Maine Gov. Paul LePage is fighting a bipartisan proposal designed to boost solar power development in the state by a factor of 12, arguing that it would benefit only the wealthy.

At a business expo Thursday in central Maine, LePage, a Republican, warned that the solar power bill would increase electricity costs to 22 cents per kilowatt-hour.

“If you appreciate having good jobs and growing your business, you need to be really attentive to who you vote for,” LePage told the gathering in Waterville, where he formerly was mayor, Maine Today reported.

Under the solar energy plan, nearly half of the anticipated growth over five years would come from solar installations on residences and small businesses. About a quarter would emanate from community, industrial, and grid-scale projects to reach the goal of 250 megawatts newly generated by 2021.

The proposal drew support from an unlikely coalition of utilities and solar installers, including Central Maine Power Co. and Emera Maine, the Portland Press Herald reported. Advocates say the contracts would create roughly 800 jobs.

Officials in the governor’s energy office who participated in negotiations on the proposal, however, concluded that the final compromise would hit ratepayers with higher energy costs.

Lisa Smith, a senior planner in the office, said the proposal maintains subsidies for homeowners who install solar-electric panels on their rooftops at levels that hurt other ratepayers.

Once the residential sector hits its goal of producing 118 megawatts, Smith said, residential rooftop solar alone will cost ratepayers $10.5 million a year for 20 years beginning in 2020. This does not include the current net-metered customers, which would add additional cost.

All ratepayers, regardless of solar investments, would offset that cost, she said.

“It’s heavily skewed toward residential solar, so half the program is the most expensive kind of solar, which just makes it more expensive,” Smith told The Daily Signal. “It primarily comes down to economics and cost shifting.”

Staffers in the energy office prefer a market-based solution.

The plan has been drafted as legislation that was the subject of a recent hearing.

In an unexpected move March 16, two Republican leaders in the Maine House of Representatives said the state’s Public Utilities Commission should decide the fate of “net metering,” the financial incentive for homeowners with solar electric panels that LePage strongly opposes.

The two are House Republican Leader Ken Fredette and Rep. Nathan Wadsworth, who helped draft the bill and is ranking member on the committee that held the hearing.

LePage wrote in his annual state of the state letter last month that government subsidies for renewable energy advantage the wealthy.

“Socialists love to subsidize new wind and solar energy projects because they think it will save the earth, but that kind of expensive and inefficient energy benefits only a few wealthy investors,” the governor wrote.

In April 2014, LePage vetoed another bipartisan solar energy bill because it would impose a new tax on residential and commercial electric bills to fund a solar program.

Smith said LePage prefers bringing more natural gas into the state through additional pipelines.
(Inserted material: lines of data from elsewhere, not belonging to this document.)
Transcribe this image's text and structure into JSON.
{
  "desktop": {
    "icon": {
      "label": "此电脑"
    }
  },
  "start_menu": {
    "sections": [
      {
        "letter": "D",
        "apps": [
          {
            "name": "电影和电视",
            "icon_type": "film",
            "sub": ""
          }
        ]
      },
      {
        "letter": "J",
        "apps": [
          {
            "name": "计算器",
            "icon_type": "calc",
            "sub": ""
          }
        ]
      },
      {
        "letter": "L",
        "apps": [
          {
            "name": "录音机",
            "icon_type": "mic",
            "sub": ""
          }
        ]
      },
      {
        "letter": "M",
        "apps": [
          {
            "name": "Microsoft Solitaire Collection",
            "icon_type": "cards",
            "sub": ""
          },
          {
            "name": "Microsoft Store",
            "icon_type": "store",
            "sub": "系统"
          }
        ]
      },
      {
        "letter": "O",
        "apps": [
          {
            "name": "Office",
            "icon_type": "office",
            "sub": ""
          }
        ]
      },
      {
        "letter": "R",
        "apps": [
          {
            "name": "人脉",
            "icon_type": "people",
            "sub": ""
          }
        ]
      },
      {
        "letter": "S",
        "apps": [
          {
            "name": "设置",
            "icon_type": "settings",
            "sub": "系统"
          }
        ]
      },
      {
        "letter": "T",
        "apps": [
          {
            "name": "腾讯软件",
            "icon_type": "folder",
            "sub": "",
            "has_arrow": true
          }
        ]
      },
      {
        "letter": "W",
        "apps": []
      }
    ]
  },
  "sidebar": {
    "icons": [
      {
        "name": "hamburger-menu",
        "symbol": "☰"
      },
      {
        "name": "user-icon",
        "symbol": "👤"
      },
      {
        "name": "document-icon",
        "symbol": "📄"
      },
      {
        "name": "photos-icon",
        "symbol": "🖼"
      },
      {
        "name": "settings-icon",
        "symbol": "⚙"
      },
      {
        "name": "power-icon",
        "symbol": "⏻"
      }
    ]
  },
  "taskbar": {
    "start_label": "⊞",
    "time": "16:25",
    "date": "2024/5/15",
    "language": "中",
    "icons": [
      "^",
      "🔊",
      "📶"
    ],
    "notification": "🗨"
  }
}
Maine has lost much of its manufacturing base, and several large paper mills have closed during the last year and a half because of the state’s high energy prices.

LePage noted in his letter that Maine’s energy costs are the 12th highest in the United States and advocated that the legislature expand the biomass infrastructure.

Nick Loris, an economist at The Heritage Foundation who studies energy issues, said LePage’s skepticism toward subsidies for renewable energy projects is warranted.

“When you build a business model around subsidies, the benefits accrue to the politically connected, and the costs are dispersed among everyone else,” Loris told The Daily Signal, adding:

Maine will be paying for this as taxpayers and as ratepayers. If solar is cost-competitive and will save families and businesses money, the technology shouldn’t need preferential treatment.

Under the bill, utilities would enter into contracts with owners of solar installations to buy energy output from developers in each market while using the revenue from power sales to offset contract costs.

The legislation would allow customers to retain net metering agreements through 2029. Net metering is a mechanism where owners of energy systems, including solar panels, are given state credits for the electricity they add to a public-utility power grid.

State Rep. Sara Gideon, a Democrat who is assistant majority leader, said the plan would drive down the cost of renewable energy, allowing the state to grow its solar production.

Maine currently produces solar energy solely in the residential market, Gideon said. The proposal would expand production to community and industrial markets.

Gideon, who was surprised by the Republicans’ change in position, said the program also would make it more accessible for low-income individuals to take advantage of using solar energy through installations that would allow them to earn energy credits, lowering their electricity bills:

I think it is disingenuous for the claim that this is not good for ratepayers. The whole concept that we’re looking at is really created by our public advocate, whose primary job is to protect ratepayers.

But Smith said because the plan would subsidize renewable energy over natural gas, electricity costs would rise for both businesses and residents.

Ken McIntyre contributed to this report.